- Problem statement -
Some lines hold the string "Global". Copy all of them from the material that follows.

- Data to use -

--- START ---

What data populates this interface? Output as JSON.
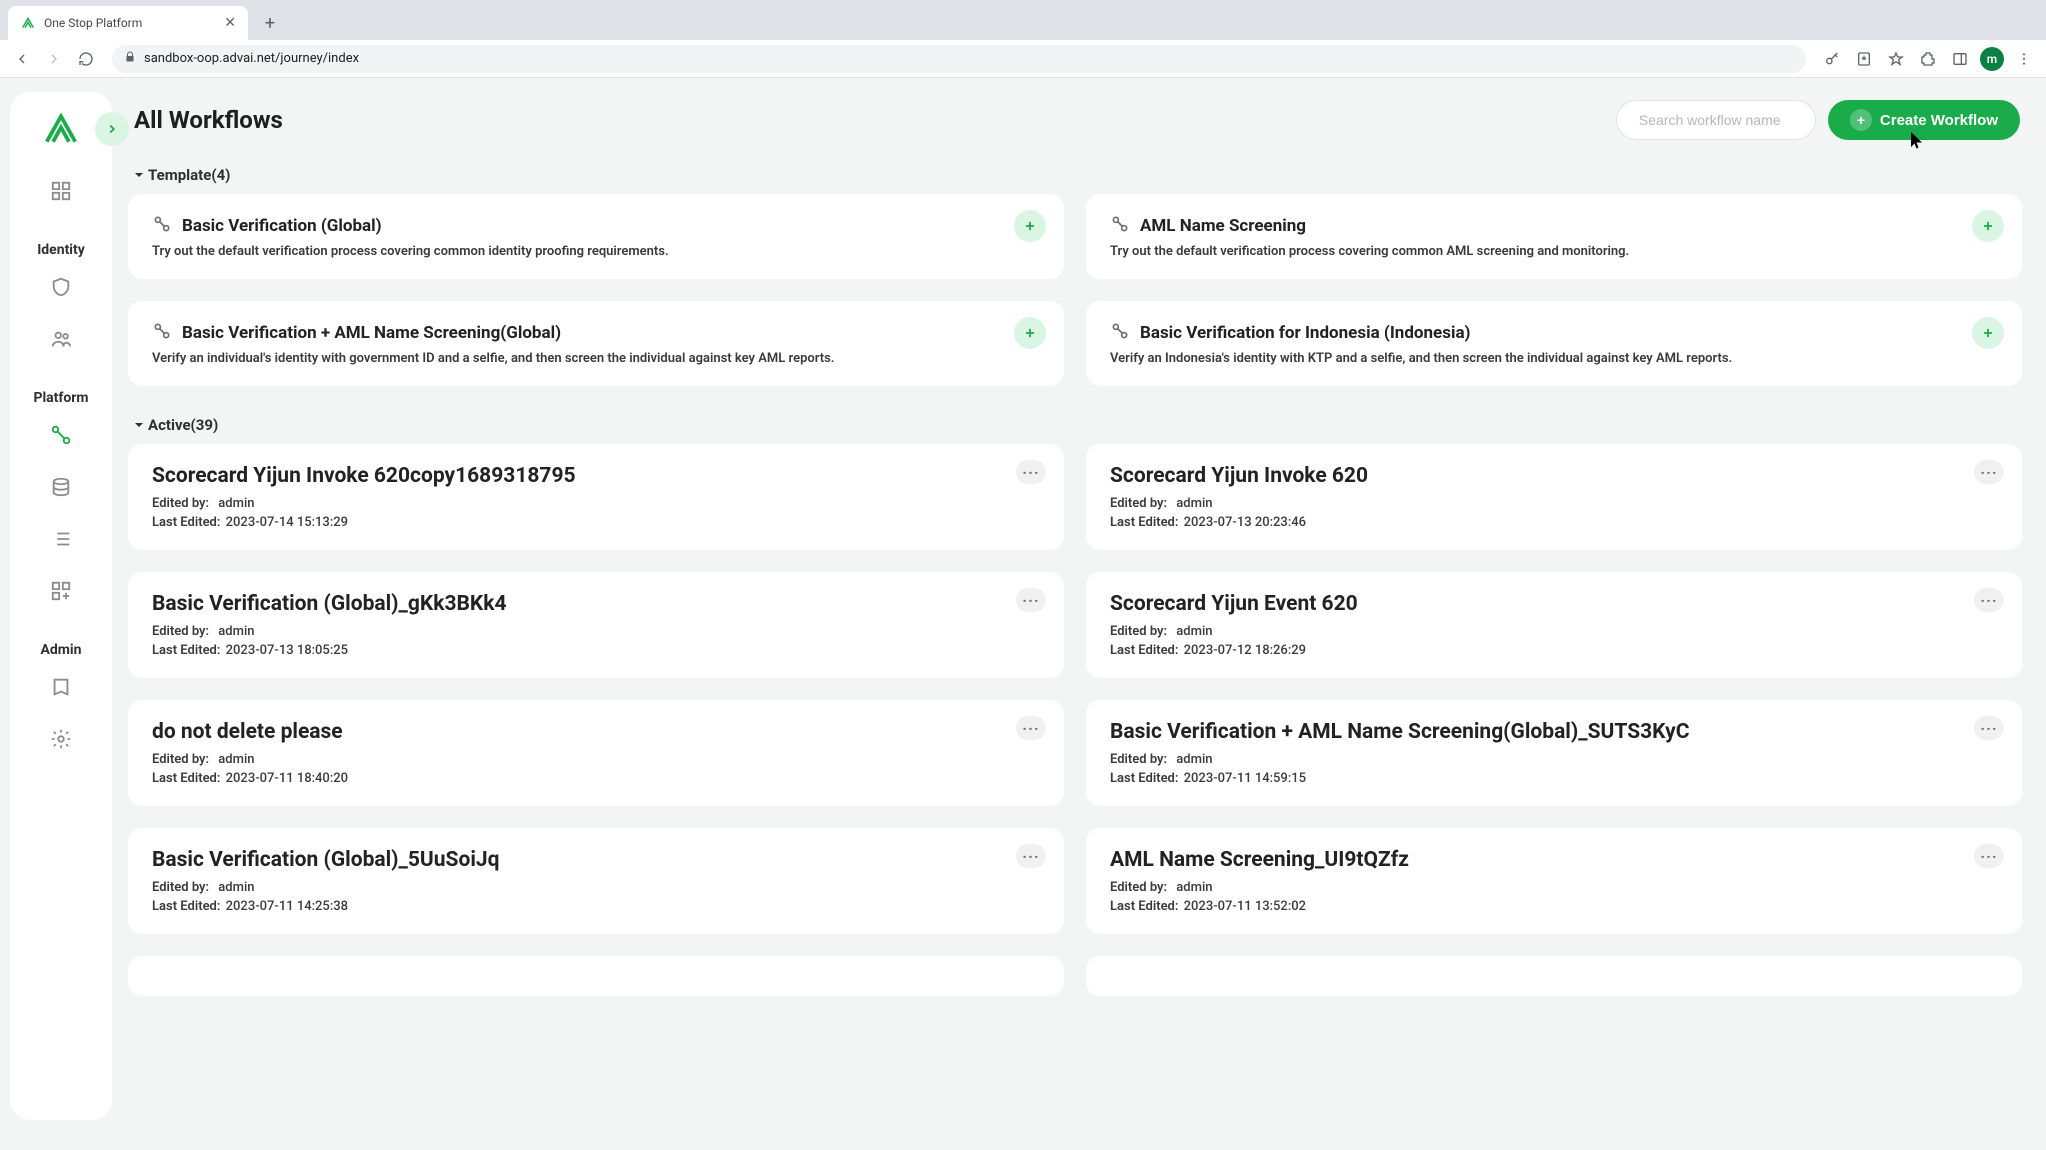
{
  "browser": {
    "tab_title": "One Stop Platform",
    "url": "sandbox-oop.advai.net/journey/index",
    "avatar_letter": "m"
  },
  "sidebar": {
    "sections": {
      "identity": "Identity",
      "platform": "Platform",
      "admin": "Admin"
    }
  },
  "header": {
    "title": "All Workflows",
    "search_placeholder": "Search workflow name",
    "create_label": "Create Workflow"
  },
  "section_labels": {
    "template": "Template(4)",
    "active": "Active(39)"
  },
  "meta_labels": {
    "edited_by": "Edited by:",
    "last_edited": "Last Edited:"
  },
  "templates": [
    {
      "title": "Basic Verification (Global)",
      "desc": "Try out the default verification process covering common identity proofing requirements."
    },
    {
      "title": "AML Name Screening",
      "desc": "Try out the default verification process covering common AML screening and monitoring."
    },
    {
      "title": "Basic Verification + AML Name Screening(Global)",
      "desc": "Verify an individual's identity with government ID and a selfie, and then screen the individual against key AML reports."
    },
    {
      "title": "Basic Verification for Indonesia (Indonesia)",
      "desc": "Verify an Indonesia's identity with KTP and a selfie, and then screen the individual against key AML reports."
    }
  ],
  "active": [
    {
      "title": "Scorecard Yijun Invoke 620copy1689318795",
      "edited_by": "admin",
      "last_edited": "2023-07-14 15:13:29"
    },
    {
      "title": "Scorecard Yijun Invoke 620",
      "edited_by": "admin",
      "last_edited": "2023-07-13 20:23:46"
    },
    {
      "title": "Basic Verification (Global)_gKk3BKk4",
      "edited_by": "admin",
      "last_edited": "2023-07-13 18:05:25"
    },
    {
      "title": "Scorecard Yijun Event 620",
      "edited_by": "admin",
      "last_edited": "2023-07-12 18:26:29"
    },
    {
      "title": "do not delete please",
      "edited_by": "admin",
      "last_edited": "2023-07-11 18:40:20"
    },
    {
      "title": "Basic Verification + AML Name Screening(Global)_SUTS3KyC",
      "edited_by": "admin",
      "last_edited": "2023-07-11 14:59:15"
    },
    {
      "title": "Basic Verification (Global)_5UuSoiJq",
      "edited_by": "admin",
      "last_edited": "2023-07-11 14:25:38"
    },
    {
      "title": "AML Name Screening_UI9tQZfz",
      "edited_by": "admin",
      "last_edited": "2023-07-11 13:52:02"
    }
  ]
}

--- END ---

- Task solution -
      "title": "Basic Verification (Global)",
      "title": "Basic Verification + AML Name Screening(Global)",
      "title": "Basic Verification (Global)_gKk3BKk4",
      "title": "Basic Verification + AML Name Screening(Global)_SUTS3KyC",
      "title": "Basic Verification (Global)_5UuSoiJq",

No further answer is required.